| EXERCISE DIRECTIONS |
Check every line below for the string "Trend". Copy the ones that have it.

(Dataset entries)
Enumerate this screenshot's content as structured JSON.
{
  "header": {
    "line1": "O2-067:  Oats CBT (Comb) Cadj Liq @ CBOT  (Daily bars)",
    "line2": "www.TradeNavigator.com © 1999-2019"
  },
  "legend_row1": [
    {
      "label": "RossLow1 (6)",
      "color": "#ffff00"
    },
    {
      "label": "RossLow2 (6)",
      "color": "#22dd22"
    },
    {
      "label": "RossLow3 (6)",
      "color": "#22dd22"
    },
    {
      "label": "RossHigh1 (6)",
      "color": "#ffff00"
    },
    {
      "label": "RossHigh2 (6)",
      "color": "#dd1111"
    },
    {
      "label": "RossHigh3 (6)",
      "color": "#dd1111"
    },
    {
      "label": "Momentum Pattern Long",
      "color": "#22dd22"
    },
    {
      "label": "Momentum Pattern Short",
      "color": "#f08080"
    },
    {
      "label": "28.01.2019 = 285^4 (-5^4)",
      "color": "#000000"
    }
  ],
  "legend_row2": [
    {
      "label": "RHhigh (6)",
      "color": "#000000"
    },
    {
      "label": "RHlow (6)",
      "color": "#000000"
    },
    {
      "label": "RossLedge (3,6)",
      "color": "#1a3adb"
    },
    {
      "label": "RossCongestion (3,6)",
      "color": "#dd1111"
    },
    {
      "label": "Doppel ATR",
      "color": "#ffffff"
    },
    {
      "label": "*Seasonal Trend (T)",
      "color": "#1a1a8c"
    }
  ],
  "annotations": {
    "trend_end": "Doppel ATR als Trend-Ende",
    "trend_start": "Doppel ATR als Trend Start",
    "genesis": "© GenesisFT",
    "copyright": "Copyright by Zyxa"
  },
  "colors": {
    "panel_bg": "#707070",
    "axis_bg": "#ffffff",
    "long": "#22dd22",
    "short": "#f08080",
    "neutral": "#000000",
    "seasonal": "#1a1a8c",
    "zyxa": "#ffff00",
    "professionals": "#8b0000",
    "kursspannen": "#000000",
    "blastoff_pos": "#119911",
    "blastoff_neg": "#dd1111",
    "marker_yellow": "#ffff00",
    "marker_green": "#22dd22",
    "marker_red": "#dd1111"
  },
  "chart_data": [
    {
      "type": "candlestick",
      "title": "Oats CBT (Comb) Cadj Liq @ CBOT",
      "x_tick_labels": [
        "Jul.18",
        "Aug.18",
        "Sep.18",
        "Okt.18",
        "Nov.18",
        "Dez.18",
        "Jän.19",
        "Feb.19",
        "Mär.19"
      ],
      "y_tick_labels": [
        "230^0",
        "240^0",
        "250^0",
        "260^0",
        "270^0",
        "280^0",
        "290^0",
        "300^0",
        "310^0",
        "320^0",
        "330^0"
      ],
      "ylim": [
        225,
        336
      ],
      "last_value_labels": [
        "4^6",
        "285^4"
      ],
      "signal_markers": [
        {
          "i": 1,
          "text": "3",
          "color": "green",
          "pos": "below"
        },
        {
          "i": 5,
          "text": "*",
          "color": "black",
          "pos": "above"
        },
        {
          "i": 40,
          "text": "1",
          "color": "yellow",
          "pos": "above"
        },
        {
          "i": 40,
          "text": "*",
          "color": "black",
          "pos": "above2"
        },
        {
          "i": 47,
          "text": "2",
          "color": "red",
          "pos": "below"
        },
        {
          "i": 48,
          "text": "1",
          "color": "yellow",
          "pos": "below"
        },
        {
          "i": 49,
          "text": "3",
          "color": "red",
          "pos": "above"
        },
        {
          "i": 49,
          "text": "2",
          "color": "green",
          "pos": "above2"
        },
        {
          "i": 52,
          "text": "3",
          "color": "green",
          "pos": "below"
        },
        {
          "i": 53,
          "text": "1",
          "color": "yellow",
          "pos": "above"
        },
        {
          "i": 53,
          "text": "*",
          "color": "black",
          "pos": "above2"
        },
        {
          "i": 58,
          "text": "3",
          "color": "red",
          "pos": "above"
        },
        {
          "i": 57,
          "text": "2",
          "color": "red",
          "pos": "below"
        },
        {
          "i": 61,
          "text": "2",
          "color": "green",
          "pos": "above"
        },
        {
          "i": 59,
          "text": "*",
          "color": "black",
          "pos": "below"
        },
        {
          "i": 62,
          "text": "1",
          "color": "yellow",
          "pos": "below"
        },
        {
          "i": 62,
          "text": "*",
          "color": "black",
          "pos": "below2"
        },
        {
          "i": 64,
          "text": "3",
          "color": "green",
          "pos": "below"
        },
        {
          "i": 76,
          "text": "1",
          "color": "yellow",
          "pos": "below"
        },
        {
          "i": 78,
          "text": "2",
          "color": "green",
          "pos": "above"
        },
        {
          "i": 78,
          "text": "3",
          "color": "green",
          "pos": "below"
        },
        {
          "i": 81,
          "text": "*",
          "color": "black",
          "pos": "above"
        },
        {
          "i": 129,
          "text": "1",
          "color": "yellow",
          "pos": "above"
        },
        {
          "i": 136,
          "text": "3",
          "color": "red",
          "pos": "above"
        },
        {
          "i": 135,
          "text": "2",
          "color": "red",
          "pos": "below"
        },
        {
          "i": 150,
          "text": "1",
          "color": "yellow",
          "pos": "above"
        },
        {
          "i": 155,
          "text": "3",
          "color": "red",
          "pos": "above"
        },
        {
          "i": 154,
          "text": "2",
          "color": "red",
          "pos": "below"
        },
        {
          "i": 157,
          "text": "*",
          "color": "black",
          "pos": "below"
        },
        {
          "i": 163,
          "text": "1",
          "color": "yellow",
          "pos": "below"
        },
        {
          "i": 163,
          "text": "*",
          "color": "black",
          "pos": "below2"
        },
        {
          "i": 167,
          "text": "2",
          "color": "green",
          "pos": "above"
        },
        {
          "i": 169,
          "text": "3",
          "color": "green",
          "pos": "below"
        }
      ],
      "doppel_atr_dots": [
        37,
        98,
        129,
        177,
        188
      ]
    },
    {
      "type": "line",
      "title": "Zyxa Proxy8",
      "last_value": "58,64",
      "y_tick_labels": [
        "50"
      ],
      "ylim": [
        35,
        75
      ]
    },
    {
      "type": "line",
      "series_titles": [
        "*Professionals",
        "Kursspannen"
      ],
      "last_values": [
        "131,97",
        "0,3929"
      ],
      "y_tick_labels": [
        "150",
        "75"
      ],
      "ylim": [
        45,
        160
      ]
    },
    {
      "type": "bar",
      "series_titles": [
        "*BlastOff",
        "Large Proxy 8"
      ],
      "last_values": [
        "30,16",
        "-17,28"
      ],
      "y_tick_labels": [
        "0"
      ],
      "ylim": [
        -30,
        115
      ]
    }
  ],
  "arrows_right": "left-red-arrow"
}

| PROBLEM SOLUTION |
      "label": "*Seasonal Trend (T)",
    "trend_end": "Doppel ATR als Trend-Ende",
    "trend_start": "Doppel ATR als Trend Start",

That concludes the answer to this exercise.